Illinois Legal Aid Online (ILAO) is one of the foremost legal triage sites for low income users in the US, and thereby the world. Its website has been praised already as ‘the best in the country’ by the Legal Services Corporation’s David Bonebrake. Now the organisation has come up with an idea for both improving its quality and extending involvement. The site is going ‘Wiki’.
The site is rather different from those in the UK because its genesis is more in pro bono legal services than in the advice sector. So, there is no model in Illinois – or much of the US – for the sort of AdviceNow or citizens advice site where the emphasis is on comprehensive legal information provided by a non-lawyer advice organisation but relatively little on referral outside of the sponsoring organisations’ network or, until recently at least, on the provision of self help materials. ILAO, by contrast, combines information, referral and self help assistance. Traditionally, in the UK, there has been a different background model where a potential user moves from information from a lay organisation through to advice from a solicitor in private practice (but publicly paid through legal aid) and on to full representation as required. Legal aid cuts have severed this progression. So, it may well be that, at least in England and Wales (if not Scotland and Northern Ireland where austerity has not bitten so deeply as yet), there is need for a new approach where the two comprehensive advice websites better integrate advice with self help and referral. In New South Wales and Victoria, Justice Connect’s Gateway Project reveals that it is very much following the Illinois/US model.
ILAO is bracing itself for October, pro bono month. It plans to use this to give a jolt to its ‘Edit Now’ project. This allows registered lawyers to offer edits to content on the site very much along Wikipedia lines. Registered legal aid attorneys can directly edit content: others have to submit content for approval. For them, the system puts suggested amendments into a draft with proposed changes tracked and asks the drafter to fill in a message in the ‘work log’ explaining the reason for the change. A video on the ILAO site explains the process of becoming such a ‘Legal Content Volunteer’. ILAO have managed to get a funded post for a year to oversee the project through a national volunteering project. The ILAO site gives a set of Q and As on inputting content. There is, as you would expect, an element of quality control: ‘When you hit “Save,” the Content Team receives an email. Someone will follow up with you as to whether or not your suggestions are implemented, and why.’

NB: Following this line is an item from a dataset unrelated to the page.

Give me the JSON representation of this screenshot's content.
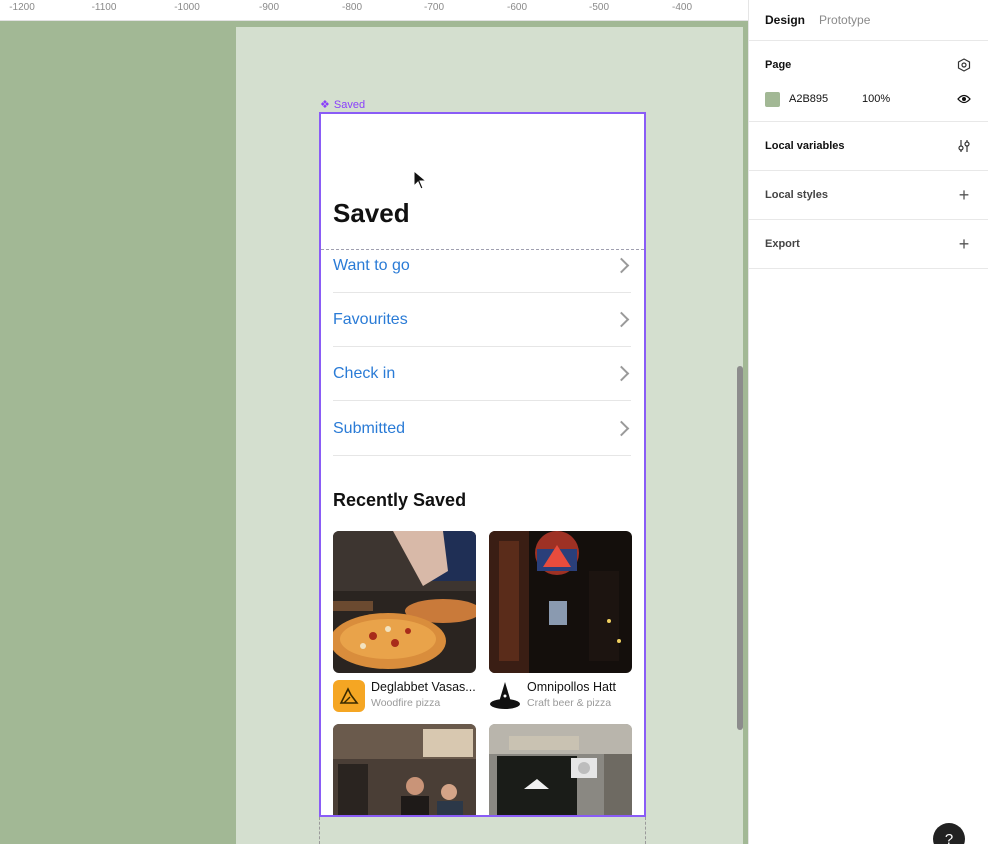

There are obvious difficulties in this approach as anyone who has been responsible for web content will be aware – ranging from accuracy of content to accessibility of language. ILAO has previously co-ordinated volunteers on more focused projects. For example, its Foreclosure Timeline was drawn up as a collaborative product of a group of lawyers working in its Chicago Legal Clinic. But, it is following an interesting approach. And it will be particularly interesting to see how ILAO evaluates the project. There is the potential to involve local lawyers in a new way and of building a collaborative approach to the provision of information in which a wider range of authors feel ownership. And in a way which might be copied elsewhere.
Maureen Jouhet, ILAO’s content director, website expresses her hopes, ‘The “Edit Now” button is a throwback to the early days of the Internet. We wanted to imitate the incredible collaboration that built Wikipedia from an empty page to one of the greatest information resources in the world and do it for the greater good. We’re a small nonprofit helping people who need to navigate the legal system without an attorney. The site covers hundreds of civil legal problems and keeping it current requires constant care and attention. Our staff can only do so much; our resources depend upon the ongoing contributions of subject matter expert volunteers.’